(Website and app data records)
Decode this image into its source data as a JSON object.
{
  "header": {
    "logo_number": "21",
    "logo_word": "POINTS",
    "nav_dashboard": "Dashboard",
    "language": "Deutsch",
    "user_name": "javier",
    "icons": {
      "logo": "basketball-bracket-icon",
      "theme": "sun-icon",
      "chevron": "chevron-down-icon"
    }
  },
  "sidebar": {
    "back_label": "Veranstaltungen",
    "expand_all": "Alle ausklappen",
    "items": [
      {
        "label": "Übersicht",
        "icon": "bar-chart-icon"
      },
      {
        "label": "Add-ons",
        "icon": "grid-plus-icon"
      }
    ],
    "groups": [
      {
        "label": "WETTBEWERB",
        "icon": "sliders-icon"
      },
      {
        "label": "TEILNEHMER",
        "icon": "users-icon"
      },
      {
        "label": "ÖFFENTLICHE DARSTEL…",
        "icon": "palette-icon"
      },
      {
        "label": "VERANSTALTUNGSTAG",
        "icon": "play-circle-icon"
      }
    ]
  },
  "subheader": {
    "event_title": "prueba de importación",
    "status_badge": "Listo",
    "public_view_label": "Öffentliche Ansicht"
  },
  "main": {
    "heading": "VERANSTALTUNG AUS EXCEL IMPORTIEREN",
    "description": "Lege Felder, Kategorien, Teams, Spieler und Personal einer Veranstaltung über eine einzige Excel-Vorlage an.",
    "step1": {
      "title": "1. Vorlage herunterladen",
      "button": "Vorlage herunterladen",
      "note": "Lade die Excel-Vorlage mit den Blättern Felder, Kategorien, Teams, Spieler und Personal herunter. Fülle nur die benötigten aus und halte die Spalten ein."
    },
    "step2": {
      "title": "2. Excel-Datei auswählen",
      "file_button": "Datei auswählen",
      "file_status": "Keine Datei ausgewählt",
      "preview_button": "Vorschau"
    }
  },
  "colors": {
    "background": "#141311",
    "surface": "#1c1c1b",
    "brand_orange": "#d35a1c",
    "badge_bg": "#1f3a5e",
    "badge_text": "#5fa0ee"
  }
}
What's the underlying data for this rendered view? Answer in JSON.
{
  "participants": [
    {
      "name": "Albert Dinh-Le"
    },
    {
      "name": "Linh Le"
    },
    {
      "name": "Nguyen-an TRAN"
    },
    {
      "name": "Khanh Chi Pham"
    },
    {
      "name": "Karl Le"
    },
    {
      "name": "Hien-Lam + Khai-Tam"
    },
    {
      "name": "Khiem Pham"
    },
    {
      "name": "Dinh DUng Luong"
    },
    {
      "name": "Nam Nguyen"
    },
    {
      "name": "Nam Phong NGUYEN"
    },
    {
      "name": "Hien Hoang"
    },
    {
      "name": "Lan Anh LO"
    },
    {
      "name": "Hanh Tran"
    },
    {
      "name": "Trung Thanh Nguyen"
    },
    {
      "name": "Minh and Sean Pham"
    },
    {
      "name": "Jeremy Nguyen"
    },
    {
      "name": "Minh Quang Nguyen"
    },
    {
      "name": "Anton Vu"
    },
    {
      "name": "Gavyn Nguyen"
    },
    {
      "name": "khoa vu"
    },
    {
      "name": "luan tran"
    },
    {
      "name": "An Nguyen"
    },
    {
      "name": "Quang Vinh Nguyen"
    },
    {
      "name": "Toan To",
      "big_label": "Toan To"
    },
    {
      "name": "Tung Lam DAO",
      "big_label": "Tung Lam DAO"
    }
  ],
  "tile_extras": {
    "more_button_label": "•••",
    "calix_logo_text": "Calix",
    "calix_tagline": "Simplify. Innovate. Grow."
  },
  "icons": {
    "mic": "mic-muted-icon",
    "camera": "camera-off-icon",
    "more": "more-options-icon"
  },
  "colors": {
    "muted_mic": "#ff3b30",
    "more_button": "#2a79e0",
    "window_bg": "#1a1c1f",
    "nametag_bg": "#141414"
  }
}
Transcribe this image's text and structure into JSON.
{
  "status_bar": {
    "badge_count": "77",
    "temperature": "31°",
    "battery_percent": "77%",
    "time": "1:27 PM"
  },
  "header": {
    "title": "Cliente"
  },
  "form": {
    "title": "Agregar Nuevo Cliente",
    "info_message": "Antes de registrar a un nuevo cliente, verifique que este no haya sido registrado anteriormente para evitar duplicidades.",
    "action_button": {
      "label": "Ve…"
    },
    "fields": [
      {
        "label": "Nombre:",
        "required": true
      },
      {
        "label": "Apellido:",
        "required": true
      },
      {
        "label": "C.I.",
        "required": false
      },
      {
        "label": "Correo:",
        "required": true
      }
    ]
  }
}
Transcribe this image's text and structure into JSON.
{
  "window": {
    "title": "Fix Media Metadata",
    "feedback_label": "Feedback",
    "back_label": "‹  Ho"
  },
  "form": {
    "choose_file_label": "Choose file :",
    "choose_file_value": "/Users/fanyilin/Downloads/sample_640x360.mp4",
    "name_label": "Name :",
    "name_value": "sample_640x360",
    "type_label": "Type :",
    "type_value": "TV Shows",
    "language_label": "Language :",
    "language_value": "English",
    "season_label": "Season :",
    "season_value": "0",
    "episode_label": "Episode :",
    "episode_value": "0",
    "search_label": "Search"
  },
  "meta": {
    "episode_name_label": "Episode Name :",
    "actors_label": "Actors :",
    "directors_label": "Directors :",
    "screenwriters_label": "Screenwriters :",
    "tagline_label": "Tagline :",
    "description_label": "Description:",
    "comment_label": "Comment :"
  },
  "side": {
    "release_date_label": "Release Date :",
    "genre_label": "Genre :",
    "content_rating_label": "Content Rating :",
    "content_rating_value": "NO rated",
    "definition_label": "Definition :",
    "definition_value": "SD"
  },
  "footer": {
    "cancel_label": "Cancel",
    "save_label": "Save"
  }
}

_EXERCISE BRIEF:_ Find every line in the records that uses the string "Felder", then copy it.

_RESPONSE FOR THIS EXERCISE:_
    "description": "Lege Felder, Kategorien, Teams, Spieler und Personal einer Veranstaltung über eine einzige Excel-Vorlage an.",
      "note": "Lade die Excel-Vorlage mit den Blättern Felder, Kategorien, Teams, Spieler und Personal herunter. Fülle nur die benötigten aus und halte die Spalten ein."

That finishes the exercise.